*** Opening of Data under study ***

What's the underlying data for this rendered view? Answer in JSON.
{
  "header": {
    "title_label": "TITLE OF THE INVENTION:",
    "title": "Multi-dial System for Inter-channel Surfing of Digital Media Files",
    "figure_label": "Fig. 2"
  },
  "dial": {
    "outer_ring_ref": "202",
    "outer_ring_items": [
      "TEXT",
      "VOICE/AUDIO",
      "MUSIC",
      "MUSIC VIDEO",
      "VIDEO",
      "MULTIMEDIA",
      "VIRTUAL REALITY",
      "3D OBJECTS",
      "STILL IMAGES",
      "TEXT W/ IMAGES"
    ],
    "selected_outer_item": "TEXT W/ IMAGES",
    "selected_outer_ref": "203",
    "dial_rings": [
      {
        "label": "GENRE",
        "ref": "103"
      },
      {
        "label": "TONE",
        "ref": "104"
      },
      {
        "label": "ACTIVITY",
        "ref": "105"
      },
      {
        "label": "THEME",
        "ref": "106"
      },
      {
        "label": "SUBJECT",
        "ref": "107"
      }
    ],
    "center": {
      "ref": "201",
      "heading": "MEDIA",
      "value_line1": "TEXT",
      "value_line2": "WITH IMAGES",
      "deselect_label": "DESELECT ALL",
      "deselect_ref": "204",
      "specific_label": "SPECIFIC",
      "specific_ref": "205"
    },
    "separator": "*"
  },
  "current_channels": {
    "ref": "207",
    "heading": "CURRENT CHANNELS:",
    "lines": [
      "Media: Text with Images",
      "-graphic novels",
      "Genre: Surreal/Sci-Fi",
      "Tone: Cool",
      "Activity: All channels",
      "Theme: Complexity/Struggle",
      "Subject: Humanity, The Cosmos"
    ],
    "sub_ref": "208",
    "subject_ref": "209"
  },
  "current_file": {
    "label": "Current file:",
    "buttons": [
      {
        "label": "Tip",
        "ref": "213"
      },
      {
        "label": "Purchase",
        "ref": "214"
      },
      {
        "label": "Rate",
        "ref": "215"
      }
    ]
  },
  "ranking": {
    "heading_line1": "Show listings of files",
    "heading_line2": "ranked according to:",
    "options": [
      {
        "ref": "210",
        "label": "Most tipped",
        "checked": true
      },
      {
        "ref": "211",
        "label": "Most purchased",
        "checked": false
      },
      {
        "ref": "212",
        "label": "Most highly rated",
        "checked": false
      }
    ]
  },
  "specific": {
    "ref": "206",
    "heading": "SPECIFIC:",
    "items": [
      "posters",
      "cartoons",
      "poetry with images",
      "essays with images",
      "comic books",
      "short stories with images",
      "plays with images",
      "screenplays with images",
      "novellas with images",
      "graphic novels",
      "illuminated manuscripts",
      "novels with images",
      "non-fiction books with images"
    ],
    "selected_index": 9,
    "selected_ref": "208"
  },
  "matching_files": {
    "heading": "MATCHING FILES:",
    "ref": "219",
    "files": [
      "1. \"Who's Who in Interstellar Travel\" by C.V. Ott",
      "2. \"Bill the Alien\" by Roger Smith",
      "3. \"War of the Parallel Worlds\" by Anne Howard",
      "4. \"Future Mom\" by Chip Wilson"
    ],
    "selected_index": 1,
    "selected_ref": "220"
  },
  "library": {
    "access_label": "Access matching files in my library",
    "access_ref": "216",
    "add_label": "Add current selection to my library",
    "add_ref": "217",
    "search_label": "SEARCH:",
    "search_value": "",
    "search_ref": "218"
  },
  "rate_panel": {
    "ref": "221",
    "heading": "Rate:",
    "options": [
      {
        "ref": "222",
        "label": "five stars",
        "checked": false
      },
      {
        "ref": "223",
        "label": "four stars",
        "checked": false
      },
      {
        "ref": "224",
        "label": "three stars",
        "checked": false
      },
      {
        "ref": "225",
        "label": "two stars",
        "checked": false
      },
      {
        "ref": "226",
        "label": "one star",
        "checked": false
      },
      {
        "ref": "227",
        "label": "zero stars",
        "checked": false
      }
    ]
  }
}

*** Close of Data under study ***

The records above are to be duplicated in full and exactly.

Task solution:
What's the underlying data for this rendered view? Answer in JSON.
{
  "header": {
    "title_label": "TITLE OF THE INVENTION:",
    "title": "Multi-dial System for Inter-channel Surfing of Digital Media Files",
    "figure_label": "Fig. 2"
  },
  "dial": {
    "outer_ring_ref": "202",
    "outer_ring_items": [
      "TEXT",
      "VOICE/AUDIO",
      "MUSIC",
      "MUSIC VIDEO",
      "VIDEO",
      "MULTIMEDIA",
      "VIRTUAL REALITY",
      "3D OBJECTS",
      "STILL IMAGES",
      "TEXT W/ IMAGES"
    ],
    "selected_outer_item": "TEXT W/ IMAGES",
    "selected_outer_ref": "203",
    "dial_rings": [
      {
        "label": "GENRE",
        "ref": "103"
      },
      {
        "label": "TONE",
        "ref": "104"
      },
      {
        "label": "ACTIVITY",
        "ref": "105"
      },
      {
        "label": "THEME",
        "ref": "106"
      },
      {
        "label": "SUBJECT",
        "ref": "107"
      }
    ],
    "center": {
      "ref": "201",
      "heading": "MEDIA",
      "value_line1": "TEXT",
      "value_line2": "WITH IMAGES",
      "deselect_label": "DESELECT ALL",
      "deselect_ref": "204",
      "specific_label": "SPECIFIC",
      "specific_ref": "205"
    },
    "separator": "*"
  },
  "current_channels": {
    "ref": "207",
    "heading": "CURRENT CHANNELS:",
    "lines": [
      "Media: Text with Images",
      "-graphic novels",
      "Genre: Surreal/Sci-Fi",
      "Tone: Cool",
      "Activity: All channels",
      "Theme: Complexity/Struggle",
      "Subject: Humanity, The Cosmos"
    ],
    "sub_ref": "208",
    "subject_ref": "209"
  },
  "current_file": {
    "label": "Current file:",
    "buttons": [
      {
        "label": "Tip",
        "ref": "213"
      },
      {
        "label": "Purchase",
        "ref": "214"
      },
      {
        "label": "Rate",
        "ref": "215"
      }
    ]
  },
  "ranking": {
    "heading_line1": "Show listings of files",
    "heading_line2": "ranked according to:",
    "options": [
      {
        "ref": "210",
        "label": "Most tipped",
        "checked": true
      },
      {
        "ref": "211",
        "label": "Most purchased",
        "checked": false
      },
      {
        "ref": "212",
        "label": "Most highly rated",
        "checked": false
      }
    ]
  },
  "specific": {
    "ref": "206",
    "heading": "SPECIFIC:",
    "items": [
      "posters",
      "cartoons",
      "poetry with images",
      "essays with images",
      "comic books",
      "short stories with images",
      "plays with images",
      "screenplays with images",
      "novellas with images",
      "graphic novels",
      "illuminated manuscripts",
      "novels with images",
      "non-fiction books with images"
    ],
    "selected_index": 9,
    "selected_ref": "208"
  },
  "matching_files": {
    "heading": "MATCHING FILES:",
    "ref": "219",
    "files": [
      "1. \"Who's Who in Interstellar Travel\" by C.V. Ott",
      "2. \"Bill the Alien\" by Roger Smith",
      "3. \"War of the Parallel Worlds\" by Anne Howard",
      "4. \"Future Mom\" by Chip Wilson"
    ],
    "selected_index": 1,
    "selected_ref": "220"
  },
  "library": {
    "access_label": "Access matching files in my library",
    "access_ref": "216",
    "add_label": "Add current selection to my library",
    "add_ref": "217",
    "search_label": "SEARCH:",
    "search_value": "",
    "search_ref": "218"
  },
  "rate_panel": {
    "ref": "221",
    "heading": "Rate:",
    "options": [
      {
        "ref": "222",
        "label": "five stars",
        "checked": false
      },
      {
        "ref": "223",
        "label": "four stars",
        "checked": false
      },
      {
        "ref": "224",
        "label": "three stars",
        "checked": false
      },
      {
        "ref": "225",
        "label": "two stars",
        "checked": false
      },
      {
        "ref": "226",
        "label": "one star",
        "checked": false
      },
      {
        "ref": "227",
        "label": "zero stars",
        "checked": false
      }
    ]
  }
}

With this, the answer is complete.